Students participate in activities related to PSPE daily and have a dedicated 40 minutes once per week.
Generally speaking, activities in PSPE can be divided into three categories: Identity, Active Living, and Interactions.
Activities consist of:
• Individual pursuits
• Movement composition
• Adventure challenges
Naturally, within PSPE classes and other classes within the day, students develop gross and fine motor skills.
• Develop coordination while walking, jumping, running, throwing, catching and kicking.
• Practice climbing and pedaling.
• Practice running around obstacles.
• Take an active part in team games, cooperate and take initiative.
• Follow rhythms.
• Develop physical flexibility.
• Learn how to focus and concentrate.
• Learn how to breathe and calm down.
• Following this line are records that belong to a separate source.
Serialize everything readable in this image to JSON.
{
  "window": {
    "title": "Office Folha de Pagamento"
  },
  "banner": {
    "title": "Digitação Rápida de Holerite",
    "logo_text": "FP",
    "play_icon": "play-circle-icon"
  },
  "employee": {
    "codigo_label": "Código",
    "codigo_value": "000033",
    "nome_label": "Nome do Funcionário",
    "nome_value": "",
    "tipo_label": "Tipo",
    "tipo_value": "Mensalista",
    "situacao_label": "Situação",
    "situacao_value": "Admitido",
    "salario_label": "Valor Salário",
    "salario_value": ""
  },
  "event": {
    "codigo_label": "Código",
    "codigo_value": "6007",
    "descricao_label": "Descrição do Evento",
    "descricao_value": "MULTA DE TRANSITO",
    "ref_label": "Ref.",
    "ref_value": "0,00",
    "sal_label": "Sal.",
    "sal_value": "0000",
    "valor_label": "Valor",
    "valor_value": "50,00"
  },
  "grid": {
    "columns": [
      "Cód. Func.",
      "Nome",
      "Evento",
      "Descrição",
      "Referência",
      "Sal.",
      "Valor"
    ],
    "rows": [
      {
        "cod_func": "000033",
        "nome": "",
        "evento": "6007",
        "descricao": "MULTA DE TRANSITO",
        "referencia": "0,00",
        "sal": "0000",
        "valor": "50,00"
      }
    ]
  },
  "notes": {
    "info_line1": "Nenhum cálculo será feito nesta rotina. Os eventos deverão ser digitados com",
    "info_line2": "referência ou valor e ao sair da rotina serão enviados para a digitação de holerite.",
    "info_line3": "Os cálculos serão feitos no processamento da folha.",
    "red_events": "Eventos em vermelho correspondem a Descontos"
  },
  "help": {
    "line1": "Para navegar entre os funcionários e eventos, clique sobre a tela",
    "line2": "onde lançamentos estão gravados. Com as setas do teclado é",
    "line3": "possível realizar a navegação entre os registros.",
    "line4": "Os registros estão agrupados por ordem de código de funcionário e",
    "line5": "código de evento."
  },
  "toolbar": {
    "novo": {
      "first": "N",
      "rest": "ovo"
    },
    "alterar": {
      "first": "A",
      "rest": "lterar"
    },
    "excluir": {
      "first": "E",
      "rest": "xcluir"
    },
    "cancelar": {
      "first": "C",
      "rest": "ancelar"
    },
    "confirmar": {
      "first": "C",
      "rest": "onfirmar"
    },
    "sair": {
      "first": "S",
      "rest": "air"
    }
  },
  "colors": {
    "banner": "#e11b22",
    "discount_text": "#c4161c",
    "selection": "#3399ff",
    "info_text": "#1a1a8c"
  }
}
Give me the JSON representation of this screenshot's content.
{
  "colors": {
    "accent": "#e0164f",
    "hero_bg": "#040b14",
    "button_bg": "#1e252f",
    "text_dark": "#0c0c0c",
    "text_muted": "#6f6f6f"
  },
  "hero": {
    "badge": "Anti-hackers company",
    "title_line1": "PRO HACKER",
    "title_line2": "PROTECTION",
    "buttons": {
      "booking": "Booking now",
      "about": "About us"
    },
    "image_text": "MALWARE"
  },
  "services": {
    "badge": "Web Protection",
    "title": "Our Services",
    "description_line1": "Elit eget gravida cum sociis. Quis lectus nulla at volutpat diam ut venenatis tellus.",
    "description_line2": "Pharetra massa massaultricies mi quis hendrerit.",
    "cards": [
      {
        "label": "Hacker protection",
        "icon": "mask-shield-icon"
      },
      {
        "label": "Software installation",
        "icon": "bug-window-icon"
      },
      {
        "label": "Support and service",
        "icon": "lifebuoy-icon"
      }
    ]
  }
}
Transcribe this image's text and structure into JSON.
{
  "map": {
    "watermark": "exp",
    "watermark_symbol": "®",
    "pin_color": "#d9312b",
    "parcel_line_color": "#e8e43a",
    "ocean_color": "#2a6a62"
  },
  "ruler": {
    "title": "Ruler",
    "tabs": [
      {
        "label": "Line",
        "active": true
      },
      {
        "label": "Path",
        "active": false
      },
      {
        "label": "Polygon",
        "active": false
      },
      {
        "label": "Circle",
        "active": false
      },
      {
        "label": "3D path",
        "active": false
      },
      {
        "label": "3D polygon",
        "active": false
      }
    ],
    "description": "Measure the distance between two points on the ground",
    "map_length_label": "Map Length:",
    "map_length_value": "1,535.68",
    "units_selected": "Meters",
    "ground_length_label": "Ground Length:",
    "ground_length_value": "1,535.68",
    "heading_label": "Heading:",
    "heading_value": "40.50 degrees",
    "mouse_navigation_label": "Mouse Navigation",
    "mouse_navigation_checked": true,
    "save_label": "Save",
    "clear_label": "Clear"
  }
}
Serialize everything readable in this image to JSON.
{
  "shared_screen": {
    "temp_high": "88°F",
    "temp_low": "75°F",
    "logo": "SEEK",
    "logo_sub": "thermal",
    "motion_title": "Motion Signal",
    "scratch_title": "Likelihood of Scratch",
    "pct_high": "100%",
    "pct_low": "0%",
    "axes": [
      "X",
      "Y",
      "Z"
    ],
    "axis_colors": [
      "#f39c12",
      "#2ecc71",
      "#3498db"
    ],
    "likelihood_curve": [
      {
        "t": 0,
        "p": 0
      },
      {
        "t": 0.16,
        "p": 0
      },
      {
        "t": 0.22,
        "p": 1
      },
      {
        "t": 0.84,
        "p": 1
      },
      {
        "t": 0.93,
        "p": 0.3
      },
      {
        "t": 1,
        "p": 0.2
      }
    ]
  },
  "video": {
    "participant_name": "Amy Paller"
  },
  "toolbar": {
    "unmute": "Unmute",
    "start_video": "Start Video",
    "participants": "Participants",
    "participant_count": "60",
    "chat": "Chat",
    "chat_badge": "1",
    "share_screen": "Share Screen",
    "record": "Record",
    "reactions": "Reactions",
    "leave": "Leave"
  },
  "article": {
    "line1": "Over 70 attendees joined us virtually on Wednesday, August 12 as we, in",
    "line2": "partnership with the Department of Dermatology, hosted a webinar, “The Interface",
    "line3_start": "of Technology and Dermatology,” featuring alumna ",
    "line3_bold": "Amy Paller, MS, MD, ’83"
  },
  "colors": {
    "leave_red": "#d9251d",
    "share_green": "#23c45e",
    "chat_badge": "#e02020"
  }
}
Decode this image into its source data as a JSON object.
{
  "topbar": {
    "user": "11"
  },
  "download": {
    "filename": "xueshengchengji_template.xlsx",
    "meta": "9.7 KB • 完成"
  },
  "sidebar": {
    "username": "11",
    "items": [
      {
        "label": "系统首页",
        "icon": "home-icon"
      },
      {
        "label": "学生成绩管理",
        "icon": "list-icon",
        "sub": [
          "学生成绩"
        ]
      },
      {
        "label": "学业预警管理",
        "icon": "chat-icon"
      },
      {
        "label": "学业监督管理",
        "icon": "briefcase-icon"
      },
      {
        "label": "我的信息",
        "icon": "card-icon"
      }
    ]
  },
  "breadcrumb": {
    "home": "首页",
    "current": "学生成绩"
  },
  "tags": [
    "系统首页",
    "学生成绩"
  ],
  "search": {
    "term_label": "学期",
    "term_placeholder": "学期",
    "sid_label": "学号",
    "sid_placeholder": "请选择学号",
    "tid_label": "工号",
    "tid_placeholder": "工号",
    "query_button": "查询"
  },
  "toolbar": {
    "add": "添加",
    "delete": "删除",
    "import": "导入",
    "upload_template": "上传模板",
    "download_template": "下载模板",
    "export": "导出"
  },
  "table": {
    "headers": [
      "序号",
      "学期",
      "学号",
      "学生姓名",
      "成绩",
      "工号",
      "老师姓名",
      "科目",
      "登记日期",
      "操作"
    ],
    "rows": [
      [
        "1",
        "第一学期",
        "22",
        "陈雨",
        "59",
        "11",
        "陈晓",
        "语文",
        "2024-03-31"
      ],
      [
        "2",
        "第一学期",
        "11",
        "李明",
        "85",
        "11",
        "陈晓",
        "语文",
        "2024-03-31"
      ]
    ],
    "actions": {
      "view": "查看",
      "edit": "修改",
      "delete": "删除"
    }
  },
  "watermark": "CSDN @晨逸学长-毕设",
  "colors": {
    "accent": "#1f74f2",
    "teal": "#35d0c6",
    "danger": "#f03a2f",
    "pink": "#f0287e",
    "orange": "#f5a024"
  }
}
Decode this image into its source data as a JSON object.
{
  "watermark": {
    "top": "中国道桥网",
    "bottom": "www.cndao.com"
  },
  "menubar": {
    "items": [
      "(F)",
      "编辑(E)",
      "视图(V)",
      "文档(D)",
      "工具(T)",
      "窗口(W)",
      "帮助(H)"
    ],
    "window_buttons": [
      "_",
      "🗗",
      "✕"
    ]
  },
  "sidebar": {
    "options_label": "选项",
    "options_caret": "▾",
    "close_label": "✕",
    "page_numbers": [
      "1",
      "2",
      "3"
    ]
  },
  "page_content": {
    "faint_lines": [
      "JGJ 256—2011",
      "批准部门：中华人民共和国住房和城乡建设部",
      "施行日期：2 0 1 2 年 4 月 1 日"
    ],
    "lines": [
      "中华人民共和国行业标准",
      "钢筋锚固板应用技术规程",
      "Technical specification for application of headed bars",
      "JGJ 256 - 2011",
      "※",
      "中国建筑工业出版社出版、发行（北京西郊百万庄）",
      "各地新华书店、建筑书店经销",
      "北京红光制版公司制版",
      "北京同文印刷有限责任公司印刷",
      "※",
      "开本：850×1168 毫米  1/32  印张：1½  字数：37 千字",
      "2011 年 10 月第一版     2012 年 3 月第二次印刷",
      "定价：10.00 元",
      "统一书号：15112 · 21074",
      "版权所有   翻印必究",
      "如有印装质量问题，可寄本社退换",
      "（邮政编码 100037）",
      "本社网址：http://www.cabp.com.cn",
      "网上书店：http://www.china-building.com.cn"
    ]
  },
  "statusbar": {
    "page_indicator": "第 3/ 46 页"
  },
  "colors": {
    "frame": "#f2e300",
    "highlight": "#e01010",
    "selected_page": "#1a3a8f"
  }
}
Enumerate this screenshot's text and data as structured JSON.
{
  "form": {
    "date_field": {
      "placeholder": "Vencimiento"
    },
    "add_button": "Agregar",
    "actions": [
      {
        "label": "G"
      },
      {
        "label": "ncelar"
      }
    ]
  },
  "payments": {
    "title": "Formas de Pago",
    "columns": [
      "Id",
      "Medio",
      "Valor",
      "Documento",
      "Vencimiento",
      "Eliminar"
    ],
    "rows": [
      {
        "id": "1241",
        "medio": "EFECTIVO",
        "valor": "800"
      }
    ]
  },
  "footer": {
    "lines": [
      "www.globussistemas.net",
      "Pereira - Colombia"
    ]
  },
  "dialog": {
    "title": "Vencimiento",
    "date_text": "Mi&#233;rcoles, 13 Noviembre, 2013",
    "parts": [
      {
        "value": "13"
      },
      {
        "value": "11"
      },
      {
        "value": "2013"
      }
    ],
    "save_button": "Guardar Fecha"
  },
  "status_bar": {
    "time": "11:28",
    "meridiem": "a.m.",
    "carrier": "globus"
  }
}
Drama is a vital part of the arts curriculum at Tessa. All teachers incorporate drama throughout their Unit of Inquiry.
Drama explores how we express ourselves physically and vocally.
In creating, students should explore the use of facial expressions, gestures, movement, posture and vocal techniques to convey emotional or cultural meaning to both characters and stories. It is important that students are exposed to a variety of dramatic forms including creative movement, impersonation, improvisation, mask work, mime, musical, role play, pantomime, puppetry, re-enactment, scripted drama, and skit. In responding, students should experience a wide variety of scripts and stories from different times, cultures and places and, where possible, access live theatre performances and presentations. Students should have opportunities to present their creative work to an audience, to witness their peers in performance and through this become critically aware audience members.
In drama, documenting the individual’s learning process is integral. Drama is an active and transitory discipline, thus digitally recording performances or class project work provides both the student and teacher with tools for reflection. Through carefully planned exercises students can creatively explore personal interests and begin to develop their own style. Journal work (whether scrapbook-style or written) illustrating storylines, scriptwriting, set designs and costume choices are indicators of students’ dramatic development and can provide an informative record of their personal creative journey
– Source: Arts Scope and Sequence – IBO – Primary Years Program